• _DESCRIPTION OF THE TASK_
Each record is to be printed again exactly, though not its pictures.

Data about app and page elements
◆ ◆ ◆ ◆

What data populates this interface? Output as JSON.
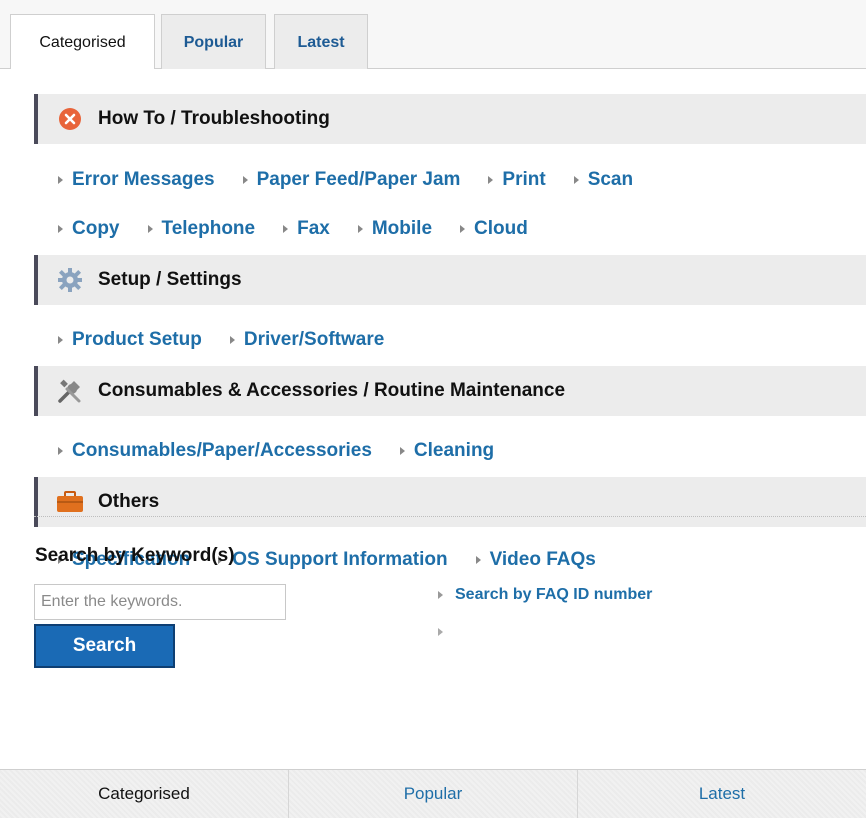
{
  "tabs": [
    {
      "label": "Categorised"
    },
    {
      "label": "Popular"
    },
    {
      "label": "Latest"
    }
  ],
  "sections": [
    {
      "title": "How To / Troubleshooting",
      "icon": "error-x-icon",
      "rows": [
        [
          "Error Messages",
          "Paper Feed/Paper Jam",
          "Print",
          "Scan"
        ],
        [
          "Copy",
          "Telephone",
          "Fax",
          "Mobile",
          "Cloud"
        ]
      ]
    },
    {
      "title": "Setup / Settings",
      "icon": "gear-icon",
      "rows": [
        [
          "Product Setup",
          "Driver/Software"
        ]
      ]
    },
    {
      "title": "Consumables & Accessories / Routine Maintenance",
      "icon": "tools-icon",
      "rows": [
        [
          "Consumables/Paper/Accessories",
          "Cleaning"
        ]
      ]
    },
    {
      "title": "Others",
      "icon": "toolbox-icon",
      "rows": [
        [
          "Specification",
          "OS Support Information",
          "Video FAQs"
        ]
      ]
    }
  ],
  "search": {
    "heading": "Search by Keyword(s)",
    "placeholder": "Enter the keywords.",
    "button_label": "Search",
    "faq_link": "Search by FAQ ID number"
  },
  "bottom_tabs": [
    {
      "label": "Categorised"
    },
    {
      "label": "Popular"
    },
    {
      "label": "Latest"
    }
  ],
  "colors": {
    "link": "#1e6ea8",
    "button": "#1a6ab5",
    "section_bg": "#ececec",
    "error_icon": "#e8643a",
    "toolbox_icon": "#e0701e"
  }
}
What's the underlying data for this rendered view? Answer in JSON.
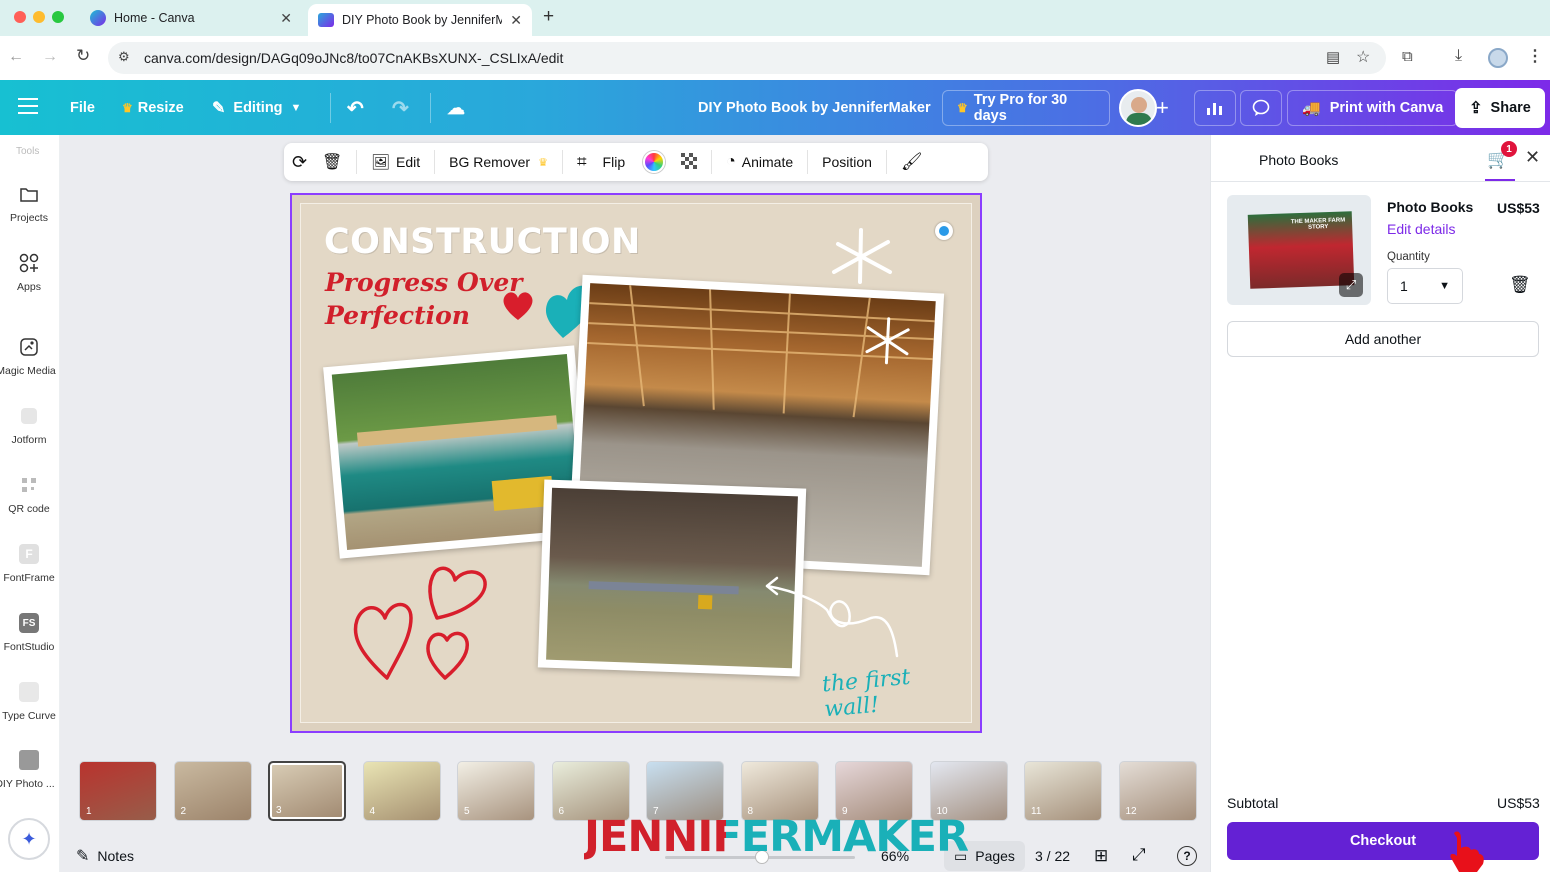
{
  "browser": {
    "tabs": [
      {
        "title": "Home - Canva"
      },
      {
        "title": "DIY Photo Book by JenniferM"
      }
    ],
    "new_tab_icon": "plus-icon",
    "url": "canva.com/design/DAGq09oJNc8/to07CnAKBsXUNX-_CSLIxA/edit"
  },
  "header": {
    "menu_icon": "hamburger-icon",
    "file_label": "File",
    "resize_label": "Resize",
    "editing_label": "Editing",
    "design_title": "DIY Photo Book by JenniferMaker",
    "try_pro_label": "Try Pro for 30 days",
    "print_label": "Print with Canva",
    "share_label": "Share"
  },
  "sidebar": {
    "partial_label": "Tools",
    "items": [
      {
        "label": "Projects",
        "icon": "folder-icon"
      },
      {
        "label": "Apps",
        "icon": "apps-grid-icon"
      },
      {
        "label": "Magic Media",
        "icon": "magic-media-icon"
      },
      {
        "label": "Jotform",
        "icon": "jotform-icon"
      },
      {
        "label": "QR code",
        "icon": "qr-code-icon"
      },
      {
        "label": "FontFrame",
        "icon": "fontframe-icon"
      },
      {
        "label": "FontStudio",
        "icon": "fontstudio-icon"
      },
      {
        "label": "Type Curve",
        "icon": "type-curve-icon"
      },
      {
        "label": "DIY Photo ...",
        "icon": "photo-app-icon"
      }
    ]
  },
  "toolbar": {
    "edit_label": "Edit",
    "bg_remover_label": "BG Remover",
    "flip_label": "Flip",
    "animate_label": "Animate",
    "position_label": "Position"
  },
  "canvas": {
    "title": "CONSTRUCTION",
    "subtitle_line1": "Progress Over",
    "subtitle_line2": "Perfection",
    "caption": "the first wall!"
  },
  "thumbnails": {
    "pages": [
      "1",
      "2",
      "3",
      "4",
      "5",
      "6",
      "7",
      "8",
      "9",
      "10",
      "11",
      "12"
    ],
    "active_page": "3",
    "colors": [
      "#b9332e",
      "#c9b9a0",
      "#d9cdb6",
      "#e9e4b4",
      "#f2efe5",
      "#e9eddc",
      "#c8dff0",
      "#efe9dc",
      "#e6d7d9",
      "#e3e7f0",
      "#e8e5d8",
      "#e4ddd6"
    ]
  },
  "bottombar": {
    "notes_label": "Notes",
    "zoom": "66%",
    "pages_label": "Pages",
    "page_count": "3 / 22",
    "help_label": "?"
  },
  "watermark": "JENNIFERMAKER",
  "cart": {
    "panel_title": "Photo Books",
    "cart_badge": "1",
    "product_name": "Photo Books",
    "price": "US$53",
    "edit_details": "Edit details",
    "quantity_label": "Quantity",
    "quantity_value": "1",
    "add_another": "Add another",
    "subtotal_label": "Subtotal",
    "subtotal_value": "US$53",
    "checkout_label": "Checkout",
    "product_cover_text": "THE MAKER FARM STORY"
  },
  "colors": {
    "accent_purple": "#7d2ae8",
    "canvas_title_red": "#d1202b",
    "caption_teal": "#1ab0b8"
  }
}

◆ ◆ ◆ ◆

• _RESPONSE TO THE EXERCISE_
What data populates this interface? Output as JSON.
{
  "tabs": [
    {
      "label": "Categorised"
    },
    {
      "label": "Popular"
    },
    {
      "label": "Latest"
    }
  ],
  "sections": [
    {
      "title": "How To / Troubleshooting",
      "icon": "error-x-icon",
      "rows": [
        [
          "Error Messages",
          "Paper Feed/Paper Jam",
          "Print",
          "Scan"
        ],
        [
          "Copy",
          "Telephone",
          "Fax",
          "Mobile",
          "Cloud"
        ]
      ]
    },
    {
      "title": "Setup / Settings",
      "icon": "gear-icon",
      "rows": [
        [
          "Product Setup",
          "Driver/Software"
        ]
      ]
    },
    {
      "title": "Consumables & Accessories / Routine Maintenance",
      "icon": "tools-icon",
      "rows": [
        [
          "Consumables/Paper/Accessories",
          "Cleaning"
        ]
      ]
    },
    {
      "title": "Others",
      "icon": "toolbox-icon",
      "rows": [
        [
          "Specification",
          "OS Support Information",
          "Video FAQs"
        ]
      ]
    }
  ],
  "search": {
    "heading": "Search by Keyword(s)",
    "placeholder": "Enter the keywords.",
    "button_label": "Search",
    "faq_link": "Search by FAQ ID number"
  },
  "bottom_tabs": [
    {
      "label": "Categorised"
    },
    {
      "label": "Popular"
    },
    {
      "label": "Latest"
    }
  ],
  "colors": {
    "link": "#1e6ea8",
    "button": "#1a6ab5",
    "section_bg": "#ececec",
    "error_icon": "#e8643a",
    "toolbox_icon": "#e0701e"
  }
}
What's the underlying data for this rendered view? Answer in JSON.
{
  "browser": {
    "tabs": [
      {
        "title": "Home - Canva"
      },
      {
        "title": "DIY Photo Book by JenniferM"
      }
    ],
    "new_tab_icon": "plus-icon",
    "url": "canva.com/design/DAGq09oJNc8/to07CnAKBsXUNX-_CSLIxA/edit"
  },
  "header": {
    "menu_icon": "hamburger-icon",
    "file_label": "File",
    "resize_label": "Resize",
    "editing_label": "Editing",
    "design_title": "DIY Photo Book by JenniferMaker",
    "try_pro_label": "Try Pro for 30 days",
    "print_label": "Print with Canva",
    "share_label": "Share"
  },
  "sidebar": {
    "partial_label": "Tools",
    "items": [
      {
        "label": "Projects",
        "icon": "folder-icon"
      },
      {
        "label": "Apps",
        "icon": "apps-grid-icon"
      },
      {
        "label": "Magic Media",
        "icon": "magic-media-icon"
      },
      {
        "label": "Jotform",
        "icon": "jotform-icon"
      },
      {
        "label": "QR code",
        "icon": "qr-code-icon"
      },
      {
        "label": "FontFrame",
        "icon": "fontframe-icon"
      },
      {
        "label": "FontStudio",
        "icon": "fontstudio-icon"
      },
      {
        "label": "Type Curve",
        "icon": "type-curve-icon"
      },
      {
        "label": "DIY Photo ...",
        "icon": "photo-app-icon"
      }
    ]
  },
  "toolbar": {
    "edit_label": "Edit",
    "bg_remover_label": "BG Remover",
    "flip_label": "Flip",
    "animate_label": "Animate",
    "position_label": "Position"
  },
  "canvas": {
    "title": "CONSTRUCTION",
    "subtitle_line1": "Progress Over",
    "subtitle_line2": "Perfection",
    "caption": "the first wall!"
  },
  "thumbnails": {
    "pages": [
      "1",
      "2",
      "3",
      "4",
      "5",
      "6",
      "7",
      "8",
      "9",
      "10",
      "11",
      "12"
    ],
    "active_page": "3",
    "colors": [
      "#b9332e",
      "#c9b9a0",
      "#d9cdb6",
      "#e9e4b4",
      "#f2efe5",
      "#e9eddc",
      "#c8dff0",
      "#efe9dc",
      "#e6d7d9",
      "#e3e7f0",
      "#e8e5d8",
      "#e4ddd6"
    ]
  },
  "bottombar": {
    "notes_label": "Notes",
    "zoom": "66%",
    "pages_label": "Pages",
    "page_count": "3 / 22",
    "help_label": "?"
  },
  "watermark": "JENNIFERMAKER",
  "cart": {
    "panel_title": "Photo Books",
    "cart_badge": "1",
    "product_name": "Photo Books",
    "price": "US$53",
    "edit_details": "Edit details",
    "quantity_label": "Quantity",
    "quantity_value": "1",
    "add_another": "Add another",
    "subtotal_label": "Subtotal",
    "subtotal_value": "US$53",
    "checkout_label": "Checkout",
    "product_cover_text": "THE MAKER FARM STORY"
  },
  "colors": {
    "accent_purple": "#7d2ae8",
    "canvas_title_red": "#d1202b",
    "caption_teal": "#1ab0b8"
  }
}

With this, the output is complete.